**YOUR INSTRUCTIONS**
Show every line of the records below that contains the word "Grafici".

**PROVIDED ENTRIES**
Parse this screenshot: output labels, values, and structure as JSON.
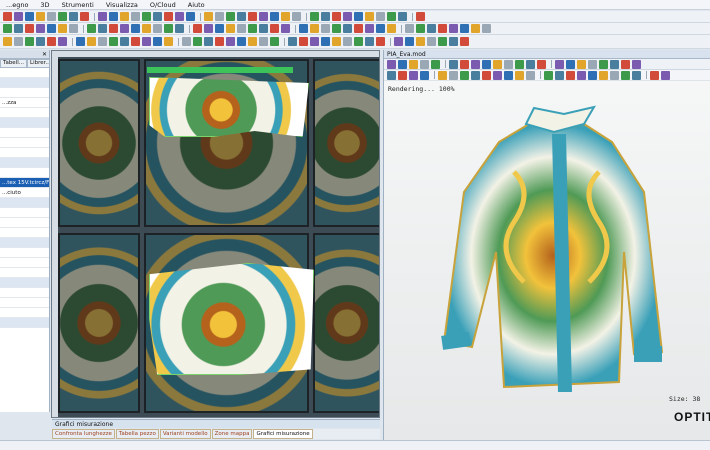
{
  "menu": [
    "...egno",
    "3D",
    "Strumenti",
    "Visualizza",
    "O/Cloud",
    "Aiuto"
  ],
  "left_panel": {
    "tabs": [
      "Tabell...",
      "Librer..."
    ],
    "rows": [
      "",
      "",
      "",
      "...zza",
      "",
      "",
      "",
      "",
      "",
      "",
      "",
      "...tex 15V.tcircz/F-c",
      "...ciuto",
      "",
      "",
      "",
      "",
      "",
      "",
      "",
      "",
      "",
      "",
      "",
      "",
      ""
    ]
  },
  "bottom_tabs": {
    "title": "Grafici misurazione",
    "items": [
      "Confronta lunghezze",
      "Tabella pezzo",
      "Varianti modello",
      "Zone mappa",
      "Grafici misurazione"
    ]
  },
  "viewer": {
    "title": "PIA_Eva.mod",
    "rendering_text": "Rendering... 100%",
    "size_text": "Size: 38",
    "brand": "OPTIT"
  },
  "colors": {
    "accent_blue": "#1a5fb4",
    "selection_green": "#3cc45a",
    "shirt_teal": "#3aa0b8",
    "shirt_gold": "#f0c84a"
  }
}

**OUTPUT FOR THIS TASK**
    "title": "Grafici misurazione",
      "Grafici misurazione"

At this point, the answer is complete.